***** Working data *****
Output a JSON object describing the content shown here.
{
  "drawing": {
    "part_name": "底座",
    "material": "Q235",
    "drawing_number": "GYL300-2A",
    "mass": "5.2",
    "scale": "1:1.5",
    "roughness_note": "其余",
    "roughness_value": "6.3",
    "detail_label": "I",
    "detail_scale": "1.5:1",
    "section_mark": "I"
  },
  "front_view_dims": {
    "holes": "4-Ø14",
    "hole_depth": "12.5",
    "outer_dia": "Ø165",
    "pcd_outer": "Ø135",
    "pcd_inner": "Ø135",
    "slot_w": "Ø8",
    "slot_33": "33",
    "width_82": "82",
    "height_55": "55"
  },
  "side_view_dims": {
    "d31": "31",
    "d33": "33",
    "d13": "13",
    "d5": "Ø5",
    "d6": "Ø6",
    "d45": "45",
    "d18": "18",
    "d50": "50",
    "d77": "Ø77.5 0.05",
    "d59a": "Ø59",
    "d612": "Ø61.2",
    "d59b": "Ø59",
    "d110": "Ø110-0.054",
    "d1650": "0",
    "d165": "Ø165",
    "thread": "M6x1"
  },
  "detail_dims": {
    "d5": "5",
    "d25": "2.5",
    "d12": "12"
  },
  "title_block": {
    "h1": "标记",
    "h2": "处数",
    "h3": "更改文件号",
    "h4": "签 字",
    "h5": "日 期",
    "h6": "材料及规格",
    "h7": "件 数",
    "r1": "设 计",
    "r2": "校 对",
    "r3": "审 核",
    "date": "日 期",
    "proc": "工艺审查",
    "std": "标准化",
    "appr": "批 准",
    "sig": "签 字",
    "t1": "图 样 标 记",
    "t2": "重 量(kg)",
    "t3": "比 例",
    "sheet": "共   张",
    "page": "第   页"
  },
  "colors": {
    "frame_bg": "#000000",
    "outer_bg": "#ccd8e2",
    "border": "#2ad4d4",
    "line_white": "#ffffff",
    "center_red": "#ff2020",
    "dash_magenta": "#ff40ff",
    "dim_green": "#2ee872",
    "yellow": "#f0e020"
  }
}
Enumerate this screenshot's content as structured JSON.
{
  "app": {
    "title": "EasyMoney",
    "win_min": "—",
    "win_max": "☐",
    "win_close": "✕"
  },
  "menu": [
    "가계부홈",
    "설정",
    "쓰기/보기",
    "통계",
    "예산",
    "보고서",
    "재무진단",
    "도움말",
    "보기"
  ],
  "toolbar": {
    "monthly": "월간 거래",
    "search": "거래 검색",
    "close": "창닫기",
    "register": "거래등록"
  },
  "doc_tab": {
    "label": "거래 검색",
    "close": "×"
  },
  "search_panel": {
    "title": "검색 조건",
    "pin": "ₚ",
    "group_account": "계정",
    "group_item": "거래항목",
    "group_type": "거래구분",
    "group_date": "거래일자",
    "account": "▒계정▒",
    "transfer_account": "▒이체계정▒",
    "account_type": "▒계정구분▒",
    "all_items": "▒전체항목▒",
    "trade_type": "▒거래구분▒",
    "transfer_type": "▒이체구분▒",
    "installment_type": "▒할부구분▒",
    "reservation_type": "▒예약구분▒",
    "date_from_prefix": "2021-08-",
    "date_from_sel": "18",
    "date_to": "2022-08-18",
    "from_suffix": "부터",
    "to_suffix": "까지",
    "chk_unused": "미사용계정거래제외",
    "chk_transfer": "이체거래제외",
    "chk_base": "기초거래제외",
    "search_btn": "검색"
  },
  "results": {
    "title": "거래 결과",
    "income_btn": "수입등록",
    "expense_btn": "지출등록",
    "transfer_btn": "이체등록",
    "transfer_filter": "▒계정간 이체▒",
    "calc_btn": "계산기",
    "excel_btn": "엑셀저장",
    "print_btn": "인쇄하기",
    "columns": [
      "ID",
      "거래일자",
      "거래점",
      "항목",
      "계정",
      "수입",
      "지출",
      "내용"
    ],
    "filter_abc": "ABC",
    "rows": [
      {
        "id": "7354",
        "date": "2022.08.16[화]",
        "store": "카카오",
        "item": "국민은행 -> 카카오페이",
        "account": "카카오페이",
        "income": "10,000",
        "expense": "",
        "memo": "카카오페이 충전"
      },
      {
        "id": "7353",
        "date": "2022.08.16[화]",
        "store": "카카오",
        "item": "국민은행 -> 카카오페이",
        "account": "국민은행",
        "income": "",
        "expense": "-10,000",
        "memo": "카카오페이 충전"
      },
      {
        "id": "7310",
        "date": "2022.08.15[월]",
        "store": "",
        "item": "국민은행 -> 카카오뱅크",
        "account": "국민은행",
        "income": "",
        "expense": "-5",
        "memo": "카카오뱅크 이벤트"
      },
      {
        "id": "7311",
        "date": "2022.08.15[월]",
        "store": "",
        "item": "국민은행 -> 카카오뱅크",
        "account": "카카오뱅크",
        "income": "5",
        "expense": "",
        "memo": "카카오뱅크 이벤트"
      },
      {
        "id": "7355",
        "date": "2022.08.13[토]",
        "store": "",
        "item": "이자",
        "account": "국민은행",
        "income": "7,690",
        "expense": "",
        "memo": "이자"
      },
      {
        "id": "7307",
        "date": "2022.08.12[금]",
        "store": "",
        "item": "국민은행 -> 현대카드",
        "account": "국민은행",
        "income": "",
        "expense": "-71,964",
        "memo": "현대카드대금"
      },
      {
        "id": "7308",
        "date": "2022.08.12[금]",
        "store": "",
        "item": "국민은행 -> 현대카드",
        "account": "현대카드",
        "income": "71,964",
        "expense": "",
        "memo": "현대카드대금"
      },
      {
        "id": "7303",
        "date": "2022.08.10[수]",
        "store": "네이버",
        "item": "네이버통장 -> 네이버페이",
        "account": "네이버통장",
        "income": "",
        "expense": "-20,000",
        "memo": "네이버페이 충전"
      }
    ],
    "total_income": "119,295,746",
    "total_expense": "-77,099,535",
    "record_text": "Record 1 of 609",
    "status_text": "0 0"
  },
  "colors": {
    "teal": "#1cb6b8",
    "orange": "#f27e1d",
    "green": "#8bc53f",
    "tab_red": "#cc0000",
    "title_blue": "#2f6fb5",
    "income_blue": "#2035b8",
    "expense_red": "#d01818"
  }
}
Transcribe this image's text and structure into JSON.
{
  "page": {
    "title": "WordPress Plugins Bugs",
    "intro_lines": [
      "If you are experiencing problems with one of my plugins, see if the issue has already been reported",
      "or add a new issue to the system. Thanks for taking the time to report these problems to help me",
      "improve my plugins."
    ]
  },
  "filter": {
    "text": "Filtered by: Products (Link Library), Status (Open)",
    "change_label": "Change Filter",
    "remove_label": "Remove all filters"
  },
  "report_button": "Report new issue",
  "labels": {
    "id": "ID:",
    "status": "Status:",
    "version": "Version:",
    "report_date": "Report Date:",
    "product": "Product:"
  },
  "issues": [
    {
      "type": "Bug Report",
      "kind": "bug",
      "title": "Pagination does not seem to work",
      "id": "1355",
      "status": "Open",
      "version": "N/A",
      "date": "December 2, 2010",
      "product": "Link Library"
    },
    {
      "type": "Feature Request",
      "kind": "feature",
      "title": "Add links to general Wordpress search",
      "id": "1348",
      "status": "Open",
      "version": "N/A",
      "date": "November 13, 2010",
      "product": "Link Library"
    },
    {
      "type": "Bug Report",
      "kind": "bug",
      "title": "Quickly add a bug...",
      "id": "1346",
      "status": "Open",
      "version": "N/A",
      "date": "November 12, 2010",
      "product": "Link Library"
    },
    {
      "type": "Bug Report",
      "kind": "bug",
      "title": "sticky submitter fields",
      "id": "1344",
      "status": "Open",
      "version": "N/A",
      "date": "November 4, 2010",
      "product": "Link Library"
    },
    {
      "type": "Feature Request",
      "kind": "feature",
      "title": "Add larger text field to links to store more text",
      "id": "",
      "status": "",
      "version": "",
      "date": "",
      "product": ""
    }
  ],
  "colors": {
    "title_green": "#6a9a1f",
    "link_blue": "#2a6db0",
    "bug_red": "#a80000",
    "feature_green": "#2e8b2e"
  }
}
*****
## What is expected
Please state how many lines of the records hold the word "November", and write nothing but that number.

## Response for this exercise
3